Space-based infrared surveillance efforts faced similar setbacks, with programs jettisoned for a new approach meant to be more efficient and cheaper, but instead led the Pentagon to shift billions of dollars to keep on schedule, said Stopher, a senior fellow at the Prague Security Studies Institute.
Pulling the burgeoning space efforts together is now the job of the new Air Force assistant secretary for space acquisition and integration, a position created by the defense bill that requires Senate confirmation. The office is in charge of the design and integration of all Air Force department space systems and programs. It’s also supposed to oversee the Space Development Agency with its growing budget, the Space and Missile Systems Center in California that is designing the troubled computer system, and the Space Rapid Capabilities Office, created in 2017 to field new technology faster.
In another effort to coordinate the programs, the defense bill created a Space Force Acquisition council that will be led by the assistant secretary and include Barrett and Raymond.
A nominee for the position has yet to be announced almost two months after Barrett said she had a list of potential candidates being vetted. The Space Force council is set to meet for the first time this month and without a chairman will be temporarily led by Will Roper, the Air Force assistant secretary for acquisition, technology and logistics.
Questions also remain about the three space agencies and the oversight role of the Air Force assistant secretary, especially when it comes to the Space Development Agency. That agency remains outside the Air Force under the office of Michael Griffin, the undersecretary for research and engineering.
The Pentagon’s legislative proposal could be aimed at clarifying the Air Force assistant secretary’s oversight. The department could ask for changes that move the space acquisition system closer to the National Reconnaissance Office, which fields and manages U.S. spy satellites and has been held up by Cooper and others in Congress as a space success story, a defense official said.
Shawn Barnes, a deputy to the Air Force’s top space adviser, has been spearheading the bill’s acquisition changes for the service while the assistant secretary office is vacant. His top goal for the next six months is getting approval of a single department-wide design for space-based elements of missile warning and missile defense, a top priority for the Space Development Agency, Barnes said in an interview.
All three space agencies will go under the microscope as Barnes and defense officials search for overlap and decide where competition or alternative approaches might help, he said.
“There will be a review,” Barnes said. “We’ve already begun this effort.”
The Space Development Agency, with a proposed fiscal 2021 budget of $336 million, is collaborating with Barnes on the review, said Jennifer Elzea, the agency’s spokeswoman. Griffin created it a year ago to speed work on space tracking of hypersonic weapons and a layer of communication satellites. The Pentagon plans eventually to fold the agency into the Space Force.
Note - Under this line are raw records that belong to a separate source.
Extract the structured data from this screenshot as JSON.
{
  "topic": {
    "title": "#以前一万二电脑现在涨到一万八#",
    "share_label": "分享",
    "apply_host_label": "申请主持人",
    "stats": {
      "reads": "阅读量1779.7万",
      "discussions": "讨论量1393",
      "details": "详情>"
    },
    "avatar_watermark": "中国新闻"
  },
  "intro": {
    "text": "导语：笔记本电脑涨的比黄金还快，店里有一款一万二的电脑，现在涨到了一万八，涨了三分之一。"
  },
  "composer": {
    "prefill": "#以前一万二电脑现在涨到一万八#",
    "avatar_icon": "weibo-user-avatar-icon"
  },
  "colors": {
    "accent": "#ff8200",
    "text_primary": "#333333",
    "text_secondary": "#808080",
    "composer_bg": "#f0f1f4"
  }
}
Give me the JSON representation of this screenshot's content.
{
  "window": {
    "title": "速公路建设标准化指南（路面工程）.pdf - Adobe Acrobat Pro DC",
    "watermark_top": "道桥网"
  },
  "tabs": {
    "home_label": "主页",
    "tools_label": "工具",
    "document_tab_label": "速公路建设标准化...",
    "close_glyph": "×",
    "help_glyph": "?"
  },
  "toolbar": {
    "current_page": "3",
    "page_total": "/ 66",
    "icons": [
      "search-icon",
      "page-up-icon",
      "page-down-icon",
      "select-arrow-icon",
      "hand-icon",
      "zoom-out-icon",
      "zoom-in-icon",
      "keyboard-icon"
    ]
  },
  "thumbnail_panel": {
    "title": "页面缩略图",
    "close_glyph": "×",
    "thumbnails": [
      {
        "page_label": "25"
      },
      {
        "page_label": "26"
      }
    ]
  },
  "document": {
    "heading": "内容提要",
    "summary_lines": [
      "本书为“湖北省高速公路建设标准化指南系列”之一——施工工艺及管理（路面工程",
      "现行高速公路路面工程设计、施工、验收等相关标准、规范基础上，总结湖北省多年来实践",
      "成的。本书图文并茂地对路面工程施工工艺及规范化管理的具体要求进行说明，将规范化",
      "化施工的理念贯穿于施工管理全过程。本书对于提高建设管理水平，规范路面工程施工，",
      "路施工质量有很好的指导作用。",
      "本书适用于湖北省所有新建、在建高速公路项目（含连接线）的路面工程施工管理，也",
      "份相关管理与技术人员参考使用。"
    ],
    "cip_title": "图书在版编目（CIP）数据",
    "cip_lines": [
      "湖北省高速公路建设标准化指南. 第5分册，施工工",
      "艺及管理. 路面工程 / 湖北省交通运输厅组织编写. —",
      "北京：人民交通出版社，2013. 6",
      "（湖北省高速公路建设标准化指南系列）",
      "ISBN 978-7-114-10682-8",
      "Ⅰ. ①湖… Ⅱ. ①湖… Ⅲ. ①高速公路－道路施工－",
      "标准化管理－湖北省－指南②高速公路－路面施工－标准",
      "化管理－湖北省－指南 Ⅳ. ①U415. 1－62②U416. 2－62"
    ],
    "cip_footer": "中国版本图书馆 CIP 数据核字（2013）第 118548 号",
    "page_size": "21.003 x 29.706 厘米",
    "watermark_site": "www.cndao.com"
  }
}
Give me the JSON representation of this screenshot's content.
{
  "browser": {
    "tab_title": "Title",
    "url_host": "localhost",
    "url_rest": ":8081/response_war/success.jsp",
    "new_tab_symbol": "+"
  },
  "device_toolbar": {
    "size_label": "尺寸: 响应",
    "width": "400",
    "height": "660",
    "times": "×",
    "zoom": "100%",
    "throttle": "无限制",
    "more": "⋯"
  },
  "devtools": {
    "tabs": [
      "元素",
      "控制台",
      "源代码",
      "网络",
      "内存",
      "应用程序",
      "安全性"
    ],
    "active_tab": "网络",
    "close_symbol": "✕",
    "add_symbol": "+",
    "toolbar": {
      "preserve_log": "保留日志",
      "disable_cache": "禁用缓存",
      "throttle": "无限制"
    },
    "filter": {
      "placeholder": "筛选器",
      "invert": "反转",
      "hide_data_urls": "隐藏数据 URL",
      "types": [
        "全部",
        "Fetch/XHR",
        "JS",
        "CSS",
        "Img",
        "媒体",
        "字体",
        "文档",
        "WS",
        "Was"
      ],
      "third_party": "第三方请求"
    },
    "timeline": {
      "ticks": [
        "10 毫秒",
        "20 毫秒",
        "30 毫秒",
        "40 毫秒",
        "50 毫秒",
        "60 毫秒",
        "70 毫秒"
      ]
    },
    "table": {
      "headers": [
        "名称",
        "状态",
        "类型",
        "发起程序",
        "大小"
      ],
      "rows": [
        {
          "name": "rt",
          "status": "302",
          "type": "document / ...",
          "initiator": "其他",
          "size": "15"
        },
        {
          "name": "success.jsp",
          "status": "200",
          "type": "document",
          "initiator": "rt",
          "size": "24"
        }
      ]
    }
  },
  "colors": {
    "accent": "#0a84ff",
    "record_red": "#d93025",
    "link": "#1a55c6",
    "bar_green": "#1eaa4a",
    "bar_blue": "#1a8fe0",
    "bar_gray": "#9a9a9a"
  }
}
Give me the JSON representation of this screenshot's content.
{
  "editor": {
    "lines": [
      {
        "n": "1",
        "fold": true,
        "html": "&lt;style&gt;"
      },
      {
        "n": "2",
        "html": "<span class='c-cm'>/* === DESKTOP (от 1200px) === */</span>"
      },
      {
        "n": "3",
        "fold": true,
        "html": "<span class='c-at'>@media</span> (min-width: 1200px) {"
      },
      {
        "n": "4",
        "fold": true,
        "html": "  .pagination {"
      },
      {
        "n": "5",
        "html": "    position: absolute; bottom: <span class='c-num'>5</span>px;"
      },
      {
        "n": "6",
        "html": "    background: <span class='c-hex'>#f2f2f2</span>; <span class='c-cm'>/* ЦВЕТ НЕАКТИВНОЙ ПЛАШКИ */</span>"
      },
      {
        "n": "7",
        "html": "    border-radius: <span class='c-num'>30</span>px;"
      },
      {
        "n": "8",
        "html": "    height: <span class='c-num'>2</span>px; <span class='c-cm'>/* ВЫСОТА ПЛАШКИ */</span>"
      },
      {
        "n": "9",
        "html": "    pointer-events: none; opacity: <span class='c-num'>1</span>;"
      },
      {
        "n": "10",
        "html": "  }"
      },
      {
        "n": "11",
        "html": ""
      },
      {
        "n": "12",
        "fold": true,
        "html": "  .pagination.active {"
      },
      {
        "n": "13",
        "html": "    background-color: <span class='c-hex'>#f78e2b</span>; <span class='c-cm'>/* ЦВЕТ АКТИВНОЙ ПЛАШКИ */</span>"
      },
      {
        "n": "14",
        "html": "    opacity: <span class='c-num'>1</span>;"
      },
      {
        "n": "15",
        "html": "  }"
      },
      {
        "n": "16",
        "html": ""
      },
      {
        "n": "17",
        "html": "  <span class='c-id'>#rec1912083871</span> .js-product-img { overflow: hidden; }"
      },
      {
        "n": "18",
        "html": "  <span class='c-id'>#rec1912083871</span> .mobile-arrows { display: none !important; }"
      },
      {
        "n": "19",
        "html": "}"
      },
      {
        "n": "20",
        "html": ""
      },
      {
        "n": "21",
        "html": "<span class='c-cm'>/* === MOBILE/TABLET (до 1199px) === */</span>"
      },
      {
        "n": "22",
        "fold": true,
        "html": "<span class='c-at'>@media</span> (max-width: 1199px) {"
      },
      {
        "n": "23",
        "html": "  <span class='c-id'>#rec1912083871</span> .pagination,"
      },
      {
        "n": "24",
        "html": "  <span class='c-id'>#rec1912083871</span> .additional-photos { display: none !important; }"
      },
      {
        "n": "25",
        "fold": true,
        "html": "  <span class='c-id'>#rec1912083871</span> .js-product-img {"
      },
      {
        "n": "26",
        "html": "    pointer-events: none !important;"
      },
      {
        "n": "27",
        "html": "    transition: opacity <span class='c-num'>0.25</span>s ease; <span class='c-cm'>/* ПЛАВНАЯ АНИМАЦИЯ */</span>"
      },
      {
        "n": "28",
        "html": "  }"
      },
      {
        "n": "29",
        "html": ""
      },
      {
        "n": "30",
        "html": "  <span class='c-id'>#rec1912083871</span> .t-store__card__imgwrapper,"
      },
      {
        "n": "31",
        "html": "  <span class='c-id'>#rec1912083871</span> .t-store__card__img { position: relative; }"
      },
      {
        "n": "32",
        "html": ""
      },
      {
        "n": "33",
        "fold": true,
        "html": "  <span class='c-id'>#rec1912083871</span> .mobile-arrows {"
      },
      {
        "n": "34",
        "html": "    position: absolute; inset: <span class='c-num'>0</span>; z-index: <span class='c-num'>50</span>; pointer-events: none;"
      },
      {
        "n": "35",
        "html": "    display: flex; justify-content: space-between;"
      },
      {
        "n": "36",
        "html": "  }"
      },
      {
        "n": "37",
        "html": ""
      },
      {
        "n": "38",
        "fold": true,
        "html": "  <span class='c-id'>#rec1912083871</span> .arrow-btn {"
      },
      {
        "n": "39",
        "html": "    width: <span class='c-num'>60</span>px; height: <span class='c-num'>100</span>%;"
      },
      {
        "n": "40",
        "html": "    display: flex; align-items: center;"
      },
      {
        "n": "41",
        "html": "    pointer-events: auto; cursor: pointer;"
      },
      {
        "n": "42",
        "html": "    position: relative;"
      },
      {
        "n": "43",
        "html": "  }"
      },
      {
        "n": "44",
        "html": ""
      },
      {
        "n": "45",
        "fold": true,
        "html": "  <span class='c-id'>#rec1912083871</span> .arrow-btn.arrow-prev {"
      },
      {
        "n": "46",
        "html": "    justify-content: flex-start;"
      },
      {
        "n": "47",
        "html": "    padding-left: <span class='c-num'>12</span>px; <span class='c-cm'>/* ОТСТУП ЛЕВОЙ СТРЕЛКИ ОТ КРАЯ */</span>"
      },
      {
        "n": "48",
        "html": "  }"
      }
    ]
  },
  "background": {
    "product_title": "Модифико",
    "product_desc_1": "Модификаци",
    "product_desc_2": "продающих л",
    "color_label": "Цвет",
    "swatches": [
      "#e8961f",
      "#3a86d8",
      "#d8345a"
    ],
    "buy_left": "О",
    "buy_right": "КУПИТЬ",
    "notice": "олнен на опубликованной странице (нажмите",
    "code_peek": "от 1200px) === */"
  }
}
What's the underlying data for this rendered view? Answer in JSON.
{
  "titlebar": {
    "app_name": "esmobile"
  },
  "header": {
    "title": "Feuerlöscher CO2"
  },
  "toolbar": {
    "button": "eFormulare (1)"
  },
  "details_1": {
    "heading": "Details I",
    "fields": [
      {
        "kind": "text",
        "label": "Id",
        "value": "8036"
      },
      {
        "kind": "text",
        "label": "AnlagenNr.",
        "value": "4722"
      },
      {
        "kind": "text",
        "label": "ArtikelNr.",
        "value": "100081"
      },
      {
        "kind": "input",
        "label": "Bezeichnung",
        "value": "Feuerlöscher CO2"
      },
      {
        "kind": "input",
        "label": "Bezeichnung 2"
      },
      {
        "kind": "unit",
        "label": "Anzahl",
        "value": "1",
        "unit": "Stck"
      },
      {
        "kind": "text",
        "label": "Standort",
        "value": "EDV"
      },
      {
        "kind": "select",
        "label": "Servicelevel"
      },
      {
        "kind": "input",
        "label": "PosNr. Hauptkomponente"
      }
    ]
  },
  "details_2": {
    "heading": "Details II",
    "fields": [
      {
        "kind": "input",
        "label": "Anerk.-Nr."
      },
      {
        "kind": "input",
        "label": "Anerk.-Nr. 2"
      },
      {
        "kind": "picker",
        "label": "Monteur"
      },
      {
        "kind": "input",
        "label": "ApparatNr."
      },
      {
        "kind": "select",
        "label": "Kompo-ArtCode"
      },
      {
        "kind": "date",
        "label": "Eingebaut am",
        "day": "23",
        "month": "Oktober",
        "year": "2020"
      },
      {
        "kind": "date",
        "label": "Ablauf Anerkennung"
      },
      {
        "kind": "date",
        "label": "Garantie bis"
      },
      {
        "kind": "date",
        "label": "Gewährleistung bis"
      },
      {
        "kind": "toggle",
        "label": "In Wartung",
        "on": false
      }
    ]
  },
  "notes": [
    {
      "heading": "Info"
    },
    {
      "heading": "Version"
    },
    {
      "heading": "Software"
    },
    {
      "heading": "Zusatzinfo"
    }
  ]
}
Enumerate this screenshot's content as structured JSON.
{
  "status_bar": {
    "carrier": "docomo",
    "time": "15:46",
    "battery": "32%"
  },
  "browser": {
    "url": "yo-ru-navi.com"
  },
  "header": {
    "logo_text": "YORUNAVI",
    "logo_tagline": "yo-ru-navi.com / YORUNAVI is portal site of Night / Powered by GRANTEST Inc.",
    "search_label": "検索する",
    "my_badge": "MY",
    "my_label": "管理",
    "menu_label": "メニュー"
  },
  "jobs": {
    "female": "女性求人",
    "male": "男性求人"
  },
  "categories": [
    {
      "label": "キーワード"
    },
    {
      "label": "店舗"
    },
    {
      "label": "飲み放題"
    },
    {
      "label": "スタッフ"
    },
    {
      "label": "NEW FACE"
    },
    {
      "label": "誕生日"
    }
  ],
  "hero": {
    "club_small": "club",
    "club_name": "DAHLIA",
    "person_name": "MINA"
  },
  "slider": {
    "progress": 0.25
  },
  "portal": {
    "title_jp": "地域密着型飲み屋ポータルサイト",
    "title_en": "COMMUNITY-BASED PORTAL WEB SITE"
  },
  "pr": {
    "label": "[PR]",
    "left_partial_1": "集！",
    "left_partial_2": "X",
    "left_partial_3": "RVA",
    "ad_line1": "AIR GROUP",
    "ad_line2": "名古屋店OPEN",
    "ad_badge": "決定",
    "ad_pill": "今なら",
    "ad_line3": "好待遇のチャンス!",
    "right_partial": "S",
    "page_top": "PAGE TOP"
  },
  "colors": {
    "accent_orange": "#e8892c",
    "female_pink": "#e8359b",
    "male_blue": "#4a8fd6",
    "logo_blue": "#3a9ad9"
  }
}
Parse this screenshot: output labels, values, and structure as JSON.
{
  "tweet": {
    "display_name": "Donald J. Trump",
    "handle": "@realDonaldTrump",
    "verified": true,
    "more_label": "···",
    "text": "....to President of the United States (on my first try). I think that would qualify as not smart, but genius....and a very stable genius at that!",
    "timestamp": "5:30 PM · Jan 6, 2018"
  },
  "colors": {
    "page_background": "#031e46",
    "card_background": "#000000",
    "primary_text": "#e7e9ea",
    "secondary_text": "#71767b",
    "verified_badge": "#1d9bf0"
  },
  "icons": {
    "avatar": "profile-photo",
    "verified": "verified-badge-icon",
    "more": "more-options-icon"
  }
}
Huminski said the ultimate success of the efforts to improve space spending could depend on finding the right person to serve as the assistant secretary. A potential pitfall is the confirmation of someone who is a poor fit, which could set back efforts by months or years.
“There is a great opportunity to drive some change now,” Huminski said.
With assistance from Robert Levinson
To contact the reporter on this story: Travis J. Tritten at firstname.lastname@example.org